What IS the liberation of art?  Perhaps the couple are discussing this very question as they stroll on a peaceful October morning past the galleries.

The undercoat of the drawing in Sennelier oil pastels, before coloured pencils were applied.

Past drawings of rue de Seine and rue de ‘Échaudé in coloured pencils –

“Paris en hiver” 2011

“Matin” 2011

“Quiet” 2013

“Rue de l’Échaudé” 2014

“de bonne heure” 2012

“Rhapsody in Blue” 2014

 

 

Rebel Rebel

“Rebel Rebel”
a drawing of an eroded poster.
Coloured pencils, 250 x 300 mm. March 2018

As I take one step after another on the journey towards my goal – a gallery filled with Paris drawings – I never know what the next addition to the exhibition will be.  It is often the last completed drawing which steers me towards my next piece.

The last completed drawing before “Rebel Rebel” was “Still Life”.

It is obvious how “Still Life” (a grungy Beaubourg urban-scape) metaphorically took my arm and drew my attention to a tattered poster I’d photographed when last in Paris.
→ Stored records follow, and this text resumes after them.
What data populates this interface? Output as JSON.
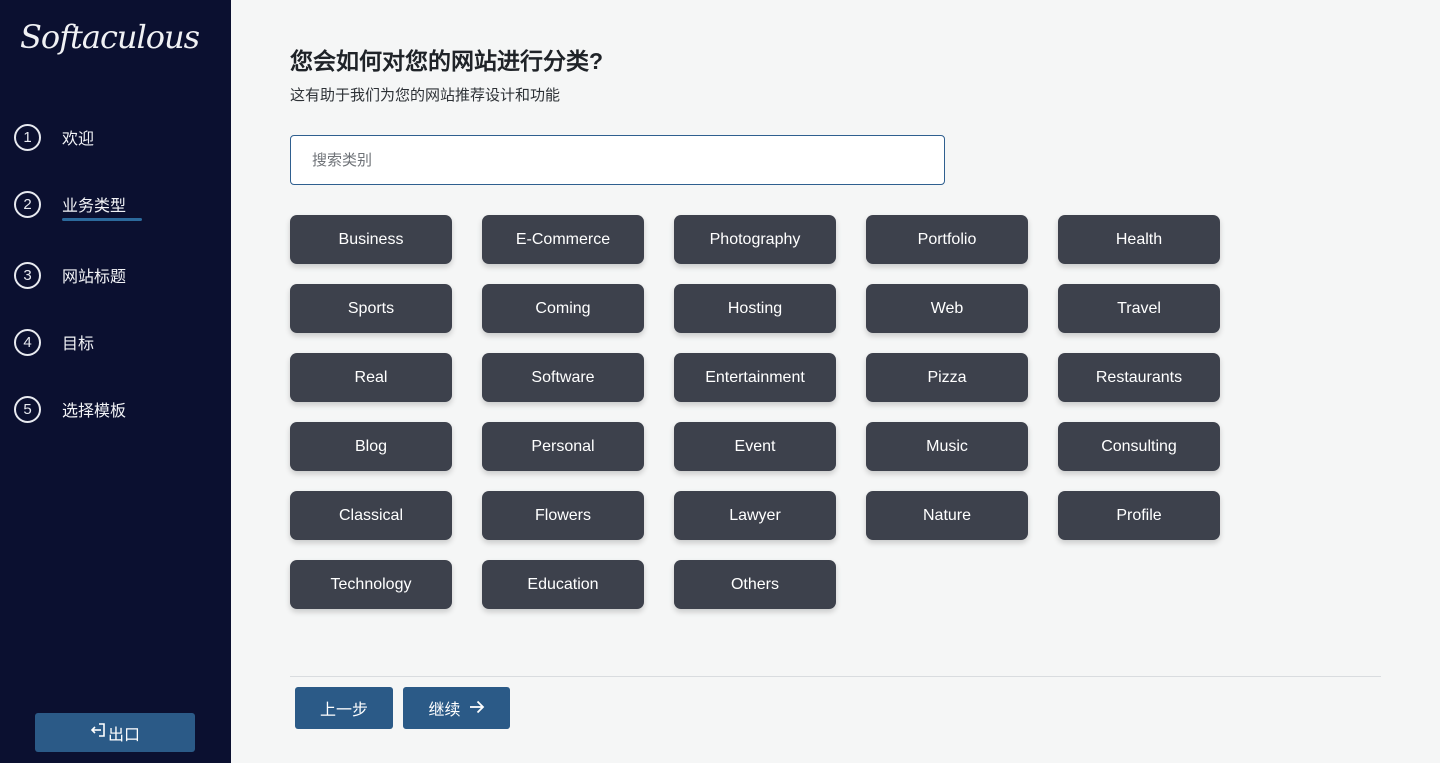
{
  "sidebar": {
    "logo": "Softaculous",
    "steps": [
      {
        "num": "1",
        "label": "欢迎"
      },
      {
        "num": "2",
        "label": "业务类型"
      },
      {
        "num": "3",
        "label": "网站标题"
      },
      {
        "num": "4",
        "label": "目标"
      },
      {
        "num": "5",
        "label": "选择模板"
      }
    ],
    "active_step": 2,
    "exit_label": "出口",
    "exit_icon": "sign-out-icon"
  },
  "main": {
    "title": "您会如何对您的网站进行分类?",
    "subtitle": "这有助于我们为您的网站推荐设计和功能",
    "search": {
      "placeholder": "搜索类别",
      "value": ""
    },
    "categories": [
      "Business",
      "E-Commerce",
      "Photography",
      "Portfolio",
      "Health",
      "Sports",
      "Coming",
      "Hosting",
      "Web",
      "Travel",
      "Real",
      "Software",
      "Entertainment",
      "Pizza",
      "Restaurants",
      "Blog",
      "Personal",
      "Event",
      "Music",
      "Consulting",
      "Classical",
      "Flowers",
      "Lawyer",
      "Nature",
      "Profile",
      "Technology",
      "Education",
      "Others"
    ],
    "prev_label": "上一步",
    "next_label": "继续",
    "next_icon": "arrow-right-icon"
  },
  "colors": {
    "sidebar_bg": "#0b1030",
    "accent": "#2b5a87",
    "category_bg": "#3d414c",
    "page_bg": "#f5f6f6"
  }
}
This is my source photo for the drawing.

Looking at the drawing “Rebel Rebel” (the title I gave it is from a David Bowie song) I am mindful of Russian Constructivist posters from the 1920s and 30s.  I also think of the pop art of Roy Lichtenstein, romantic heroines of film and literature, as well as the white face and black hair of both mime artists and geisha.

I wouldn’t have made a drawing of a flawless poster.  What appealed to me was the texture and randomness of decay – and –  the fact that this caught my eye in the first place.  The tattered ripped subject is simultaneously beautiful and ugly; eye-catching and something to be ignored.  These dualities fascinate me!

“Rebel Rebel, you’ve torn your dress/Rebel Rebel, your face is a mess/Rebel Rebel, how could they know?/Hot Tramp, I love you so!”

Today I found an image on-line of the poster as its complete self.  If you google images of Fédération Anarchiste you’ll see that all their posters have gorgeous designs and are clearly influenced by the political art of the Constructivists [an artistic movement that extolled art as a practice for social purposes].

How the poster would have looked once upon a time.

La Fédération Anarchiste

You may like to read Subject 4: Street Art while you’re here.

 

In Town Tonight

“In Town Tonight”
A new drawing in my “Paris Revisited” series.
195 x 245 mm. April 2017

“In Town Tonight” is an example of a small arrangement which I found within a larger composition.

Occasionally a photo will be just perfect the way it is but most of my compositions are the result of cropping and then editing out bits I don’t want.  In this case I was drawing from a very small part of my original photo.

The source photograph for “In Town Tonight” taken on 27th October 2016 on rue Saint Denis.

My husband, Matthew, particularly likes “In Town Tonight”.  He associates with the suited figure.  In my mind this could be a Parisian version of a Japanese ‘salaryman’ – a little disheveled after a few drinks – gingerly making his way to the station.  (Possibly my soft-focus is how he is seeing the world at this time.)